Whatever pictures appear, omit them, and repeat the data below exactly.

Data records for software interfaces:
##########
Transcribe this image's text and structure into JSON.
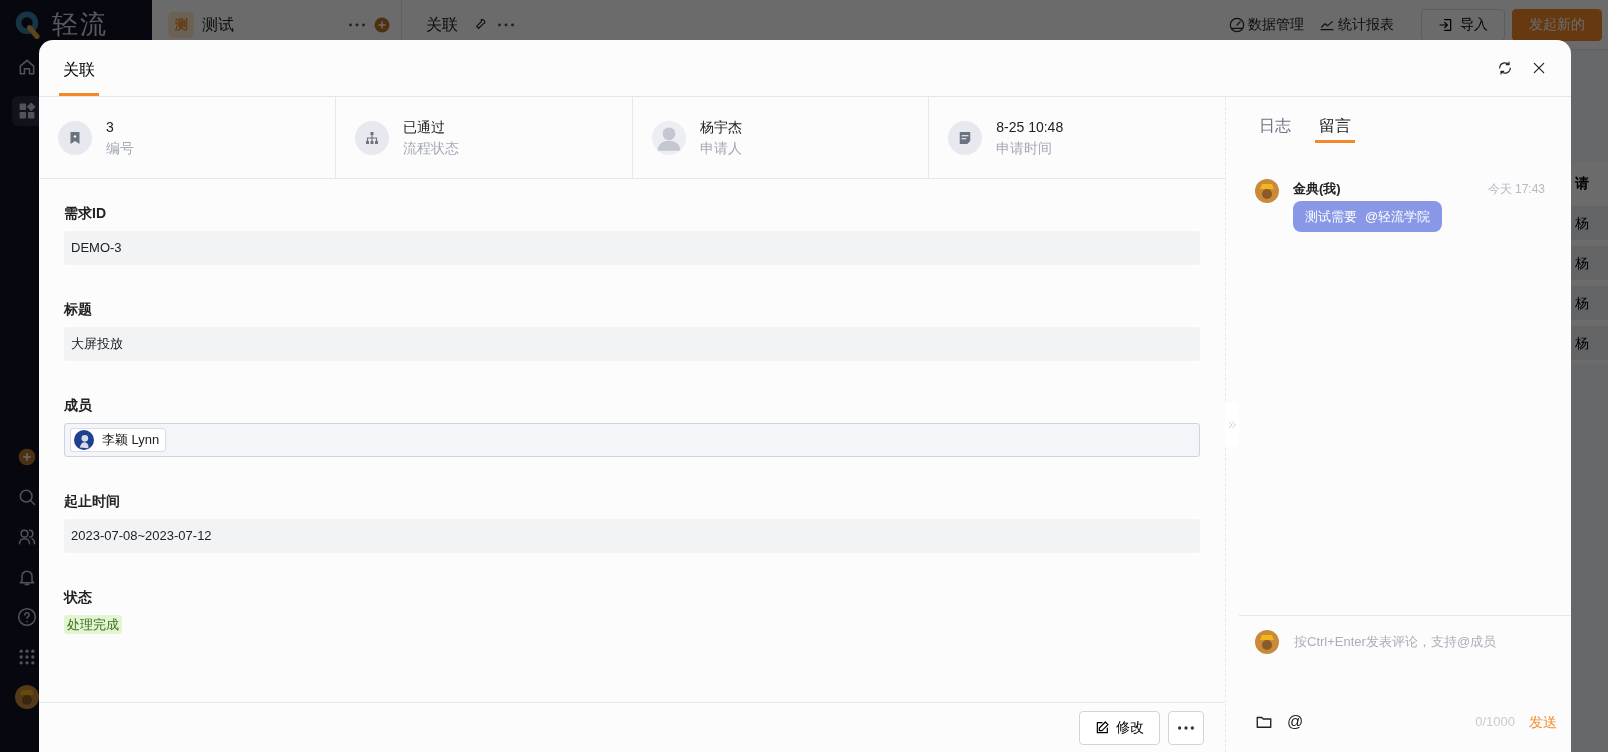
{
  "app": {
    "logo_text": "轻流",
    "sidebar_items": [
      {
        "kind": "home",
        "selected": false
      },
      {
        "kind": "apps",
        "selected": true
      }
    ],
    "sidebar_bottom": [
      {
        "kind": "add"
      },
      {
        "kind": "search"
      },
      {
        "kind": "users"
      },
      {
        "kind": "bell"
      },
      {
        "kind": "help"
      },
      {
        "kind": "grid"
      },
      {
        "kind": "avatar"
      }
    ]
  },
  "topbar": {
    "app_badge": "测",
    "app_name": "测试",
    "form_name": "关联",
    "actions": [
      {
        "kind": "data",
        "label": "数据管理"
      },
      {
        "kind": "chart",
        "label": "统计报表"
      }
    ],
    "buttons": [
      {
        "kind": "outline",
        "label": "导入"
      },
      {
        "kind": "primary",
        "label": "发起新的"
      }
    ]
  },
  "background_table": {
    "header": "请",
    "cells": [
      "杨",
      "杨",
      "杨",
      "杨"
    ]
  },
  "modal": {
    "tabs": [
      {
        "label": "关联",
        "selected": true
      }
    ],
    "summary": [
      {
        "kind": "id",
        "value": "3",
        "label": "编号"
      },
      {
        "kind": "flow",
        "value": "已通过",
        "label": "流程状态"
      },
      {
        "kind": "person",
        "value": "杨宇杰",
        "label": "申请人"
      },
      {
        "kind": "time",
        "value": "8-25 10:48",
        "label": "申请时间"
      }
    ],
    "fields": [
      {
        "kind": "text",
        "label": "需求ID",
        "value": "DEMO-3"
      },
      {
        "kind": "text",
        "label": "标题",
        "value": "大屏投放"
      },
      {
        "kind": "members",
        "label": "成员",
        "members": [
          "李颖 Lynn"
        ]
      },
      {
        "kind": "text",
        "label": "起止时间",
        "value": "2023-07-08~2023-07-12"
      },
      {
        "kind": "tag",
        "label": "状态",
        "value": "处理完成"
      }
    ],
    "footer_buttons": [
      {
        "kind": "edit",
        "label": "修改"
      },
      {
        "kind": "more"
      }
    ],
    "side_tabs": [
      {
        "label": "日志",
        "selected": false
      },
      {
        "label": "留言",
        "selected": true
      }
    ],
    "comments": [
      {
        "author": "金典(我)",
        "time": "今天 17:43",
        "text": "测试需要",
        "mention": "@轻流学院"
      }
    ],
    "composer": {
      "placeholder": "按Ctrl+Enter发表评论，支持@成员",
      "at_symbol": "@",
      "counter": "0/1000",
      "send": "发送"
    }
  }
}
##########
* [EXPECTED ANSWER]:
Transcribe this image's text and structure into JSON.
{
  "app": {
    "logo_text": "轻流",
    "sidebar_items": [
      {
        "kind": "home",
        "selected": false
      },
      {
        "kind": "apps",
        "selected": true
      }
    ],
    "sidebar_bottom": [
      {
        "kind": "add"
      },
      {
        "kind": "search"
      },
      {
        "kind": "users"
      },
      {
        "kind": "bell"
      },
      {
        "kind": "help"
      },
      {
        "kind": "grid"
      },
      {
        "kind": "avatar"
      }
    ]
  },
  "topbar": {
    "app_badge": "测",
    "app_name": "测试",
    "form_name": "关联",
    "actions": [
      {
        "kind": "data",
        "label": "数据管理"
      },
      {
        "kind": "chart",
        "label": "统计报表"
      }
    ],
    "buttons": [
      {
        "kind": "outline",
        "label": "导入"
      },
      {
        "kind": "primary",
        "label": "发起新的"
      }
    ]
  },
  "background_table": {
    "header": "请",
    "cells": [
      "杨",
      "杨",
      "杨",
      "杨"
    ]
  },
  "modal": {
    "tabs": [
      {
        "label": "关联",
        "selected": true
      }
    ],
    "summary": [
      {
        "kind": "id",
        "value": "3",
        "label": "编号"
      },
      {
        "kind": "flow",
        "value": "已通过",
        "label": "流程状态"
      },
      {
        "kind": "person",
        "value": "杨宇杰",
        "label": "申请人"
      },
      {
        "kind": "time",
        "value": "8-25 10:48",
        "label": "申请时间"
      }
    ],
    "fields": [
      {
        "kind": "text",
        "label": "需求ID",
        "value": "DEMO-3"
      },
      {
        "kind": "text",
        "label": "标题",
        "value": "大屏投放"
      },
      {
        "kind": "members",
        "label": "成员",
        "members": [
          "李颖 Lynn"
        ]
      },
      {
        "kind": "text",
        "label": "起止时间",
        "value": "2023-07-08~2023-07-12"
      },
      {
        "kind": "tag",
        "label": "状态",
        "value": "处理完成"
      }
    ],
    "footer_buttons": [
      {
        "kind": "edit",
        "label": "修改"
      },
      {
        "kind": "more"
      }
    ],
    "side_tabs": [
      {
        "label": "日志",
        "selected": false
      },
      {
        "label": "留言",
        "selected": true
      }
    ],
    "comments": [
      {
        "author": "金典(我)",
        "time": "今天 17:43",
        "text": "测试需要",
        "mention": "@轻流学院"
      }
    ],
    "composer": {
      "placeholder": "按Ctrl+Enter发表评论，支持@成员",
      "at_symbol": "@",
      "counter": "0/1000",
      "send": "发送"
    }
  }
}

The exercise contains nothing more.